▸ Goal of the exercise
Check every line below for the string "Inode". Copy the ones that have it.

▸ Extracted material
---*---

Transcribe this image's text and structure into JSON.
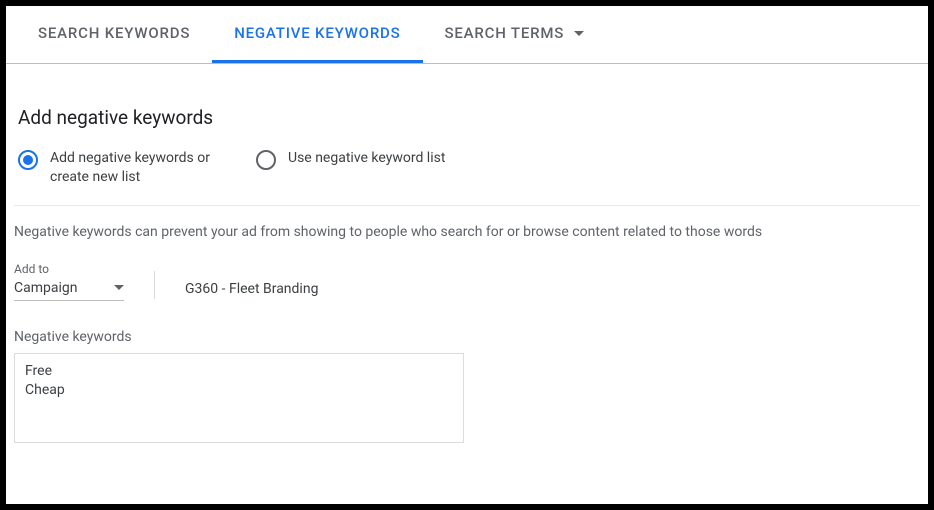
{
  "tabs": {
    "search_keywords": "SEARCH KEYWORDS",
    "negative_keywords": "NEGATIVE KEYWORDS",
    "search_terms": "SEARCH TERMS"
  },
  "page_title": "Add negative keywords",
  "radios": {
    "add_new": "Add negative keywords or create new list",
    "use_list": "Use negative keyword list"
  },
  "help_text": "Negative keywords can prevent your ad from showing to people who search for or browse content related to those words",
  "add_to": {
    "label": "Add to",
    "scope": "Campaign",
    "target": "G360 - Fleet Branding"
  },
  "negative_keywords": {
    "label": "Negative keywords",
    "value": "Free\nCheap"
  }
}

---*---

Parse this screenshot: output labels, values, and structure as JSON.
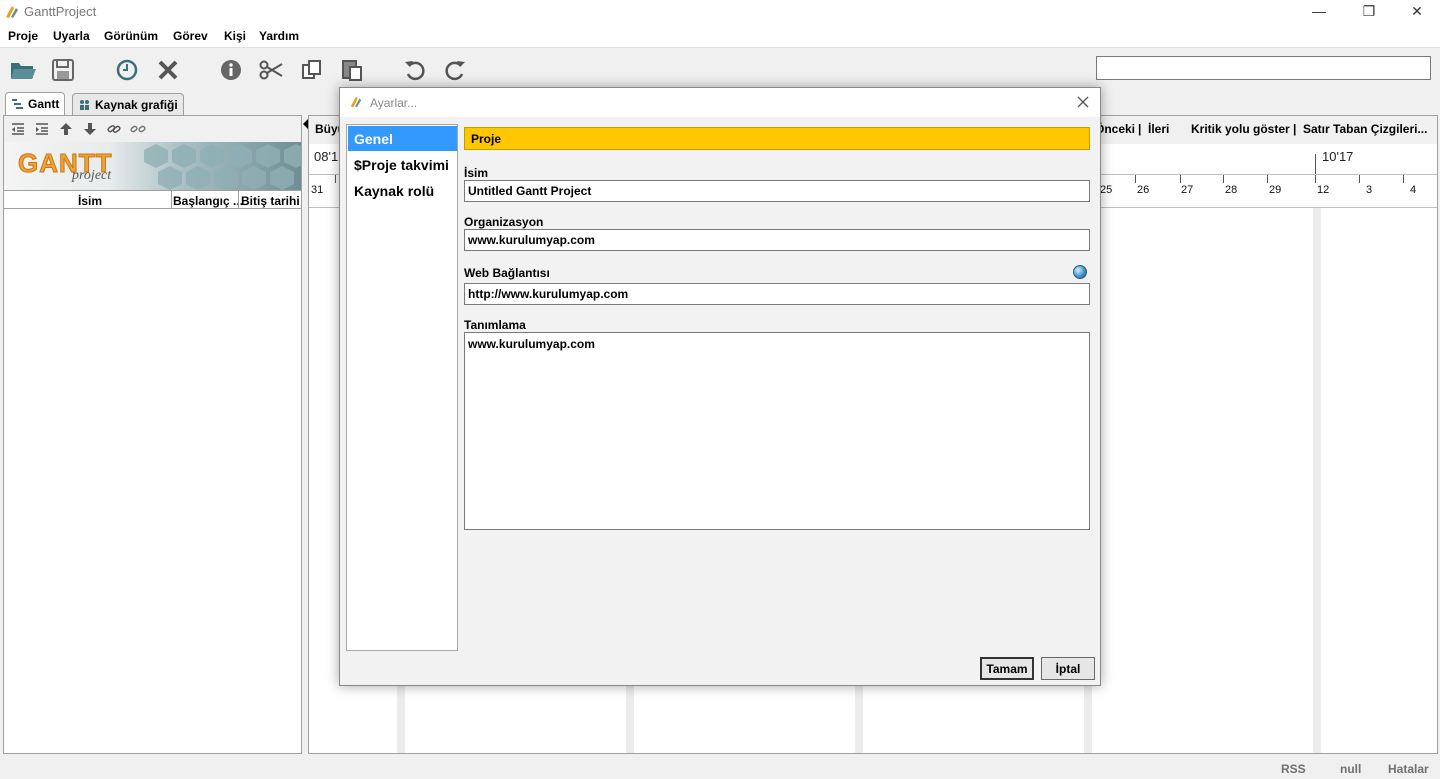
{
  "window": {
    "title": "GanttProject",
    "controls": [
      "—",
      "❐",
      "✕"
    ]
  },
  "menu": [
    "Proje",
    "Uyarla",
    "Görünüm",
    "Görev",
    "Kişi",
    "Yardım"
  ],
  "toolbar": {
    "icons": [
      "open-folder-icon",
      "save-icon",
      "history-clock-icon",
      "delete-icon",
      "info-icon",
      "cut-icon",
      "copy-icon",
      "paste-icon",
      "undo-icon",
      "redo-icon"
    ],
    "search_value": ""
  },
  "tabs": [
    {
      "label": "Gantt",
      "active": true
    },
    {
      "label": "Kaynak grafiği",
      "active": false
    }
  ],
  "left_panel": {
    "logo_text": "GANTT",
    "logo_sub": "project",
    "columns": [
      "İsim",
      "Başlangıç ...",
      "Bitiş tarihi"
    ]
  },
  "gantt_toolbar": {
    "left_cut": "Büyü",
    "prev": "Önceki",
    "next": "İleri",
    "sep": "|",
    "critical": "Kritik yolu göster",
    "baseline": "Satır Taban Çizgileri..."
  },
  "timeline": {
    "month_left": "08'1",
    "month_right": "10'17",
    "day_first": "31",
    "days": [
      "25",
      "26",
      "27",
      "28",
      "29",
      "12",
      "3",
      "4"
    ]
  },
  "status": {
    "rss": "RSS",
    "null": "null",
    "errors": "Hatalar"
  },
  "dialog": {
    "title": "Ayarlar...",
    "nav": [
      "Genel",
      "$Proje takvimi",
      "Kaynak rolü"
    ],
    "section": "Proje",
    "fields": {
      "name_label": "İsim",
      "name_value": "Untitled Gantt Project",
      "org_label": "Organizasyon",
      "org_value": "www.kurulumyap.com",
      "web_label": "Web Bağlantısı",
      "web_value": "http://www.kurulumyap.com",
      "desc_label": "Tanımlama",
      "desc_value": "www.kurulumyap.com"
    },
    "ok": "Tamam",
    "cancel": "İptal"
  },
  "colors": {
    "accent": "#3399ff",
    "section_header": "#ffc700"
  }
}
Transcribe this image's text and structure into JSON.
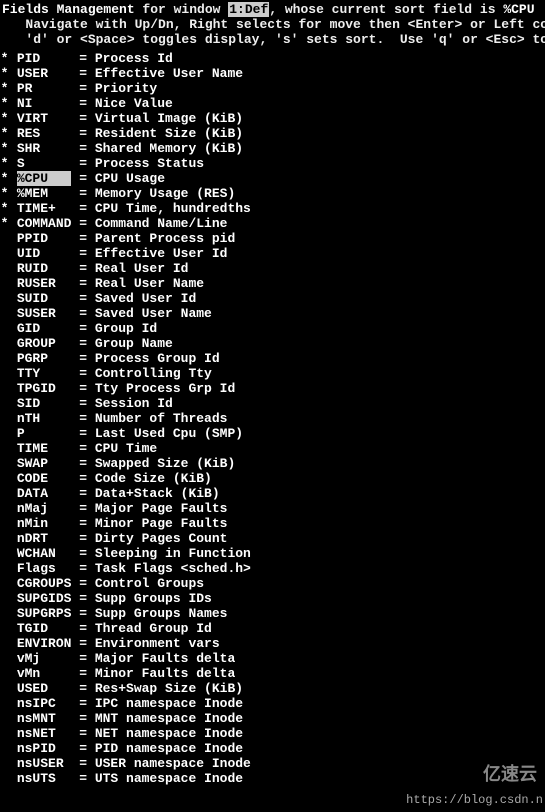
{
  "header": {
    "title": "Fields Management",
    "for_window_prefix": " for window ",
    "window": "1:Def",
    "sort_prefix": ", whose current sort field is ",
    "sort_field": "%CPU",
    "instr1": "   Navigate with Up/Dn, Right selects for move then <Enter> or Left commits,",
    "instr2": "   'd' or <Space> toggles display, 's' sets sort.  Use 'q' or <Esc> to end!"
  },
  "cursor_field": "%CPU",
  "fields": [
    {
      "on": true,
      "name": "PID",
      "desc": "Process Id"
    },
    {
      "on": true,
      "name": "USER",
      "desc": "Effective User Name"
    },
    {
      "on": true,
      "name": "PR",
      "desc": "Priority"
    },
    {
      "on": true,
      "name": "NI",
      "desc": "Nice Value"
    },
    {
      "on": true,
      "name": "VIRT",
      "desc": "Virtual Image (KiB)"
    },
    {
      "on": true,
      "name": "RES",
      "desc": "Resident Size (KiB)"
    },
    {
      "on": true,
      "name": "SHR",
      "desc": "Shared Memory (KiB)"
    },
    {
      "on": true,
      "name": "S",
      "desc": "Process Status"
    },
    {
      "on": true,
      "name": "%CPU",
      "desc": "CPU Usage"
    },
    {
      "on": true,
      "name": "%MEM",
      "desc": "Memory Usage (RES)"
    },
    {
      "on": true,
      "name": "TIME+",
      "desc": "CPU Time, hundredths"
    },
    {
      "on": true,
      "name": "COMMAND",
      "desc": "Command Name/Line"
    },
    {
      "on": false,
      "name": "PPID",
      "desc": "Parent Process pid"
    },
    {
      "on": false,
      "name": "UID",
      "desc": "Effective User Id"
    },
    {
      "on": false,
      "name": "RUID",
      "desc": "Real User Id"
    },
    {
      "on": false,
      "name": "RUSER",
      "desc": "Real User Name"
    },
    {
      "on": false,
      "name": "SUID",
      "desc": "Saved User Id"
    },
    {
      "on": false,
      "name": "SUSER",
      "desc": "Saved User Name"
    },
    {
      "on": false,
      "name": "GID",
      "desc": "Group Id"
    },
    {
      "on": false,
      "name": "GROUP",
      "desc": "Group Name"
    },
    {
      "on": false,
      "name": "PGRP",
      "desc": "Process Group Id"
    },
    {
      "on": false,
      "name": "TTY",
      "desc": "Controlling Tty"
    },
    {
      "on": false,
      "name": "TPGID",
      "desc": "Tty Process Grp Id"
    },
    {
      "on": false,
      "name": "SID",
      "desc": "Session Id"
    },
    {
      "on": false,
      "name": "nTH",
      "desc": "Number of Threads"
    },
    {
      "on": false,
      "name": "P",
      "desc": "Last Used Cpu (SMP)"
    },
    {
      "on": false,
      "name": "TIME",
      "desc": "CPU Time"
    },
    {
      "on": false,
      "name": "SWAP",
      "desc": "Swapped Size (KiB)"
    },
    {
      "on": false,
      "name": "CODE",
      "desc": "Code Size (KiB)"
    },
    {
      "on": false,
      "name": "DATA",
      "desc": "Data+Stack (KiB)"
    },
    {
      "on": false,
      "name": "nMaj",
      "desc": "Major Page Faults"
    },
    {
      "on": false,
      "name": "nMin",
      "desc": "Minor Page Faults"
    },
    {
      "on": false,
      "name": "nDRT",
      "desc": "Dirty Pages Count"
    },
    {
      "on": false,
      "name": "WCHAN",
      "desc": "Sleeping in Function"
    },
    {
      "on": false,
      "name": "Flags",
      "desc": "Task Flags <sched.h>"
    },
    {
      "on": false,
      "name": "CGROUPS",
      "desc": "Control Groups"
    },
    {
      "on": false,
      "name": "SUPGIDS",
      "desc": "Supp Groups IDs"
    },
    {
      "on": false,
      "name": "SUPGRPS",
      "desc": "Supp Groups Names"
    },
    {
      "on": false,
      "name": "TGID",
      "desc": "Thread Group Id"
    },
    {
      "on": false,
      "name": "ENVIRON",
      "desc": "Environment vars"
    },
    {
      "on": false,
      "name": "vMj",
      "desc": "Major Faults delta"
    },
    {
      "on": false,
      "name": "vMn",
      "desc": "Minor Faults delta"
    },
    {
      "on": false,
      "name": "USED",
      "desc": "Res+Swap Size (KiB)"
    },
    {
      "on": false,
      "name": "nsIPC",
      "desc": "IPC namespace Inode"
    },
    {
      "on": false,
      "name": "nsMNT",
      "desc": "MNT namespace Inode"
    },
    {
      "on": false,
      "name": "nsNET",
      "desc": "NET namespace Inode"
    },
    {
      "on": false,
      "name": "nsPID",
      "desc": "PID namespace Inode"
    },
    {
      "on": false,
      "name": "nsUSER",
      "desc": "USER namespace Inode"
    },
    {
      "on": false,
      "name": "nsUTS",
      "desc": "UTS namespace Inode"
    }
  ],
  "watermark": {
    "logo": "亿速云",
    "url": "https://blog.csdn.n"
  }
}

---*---

▸ Task answer
      "desc": "IPC namespace Inode"
      "desc": "MNT namespace Inode"
      "desc": "NET namespace Inode"
      "desc": "PID namespace Inode"
      "desc": "USER namespace Inode"
      "desc": "UTS namespace Inode"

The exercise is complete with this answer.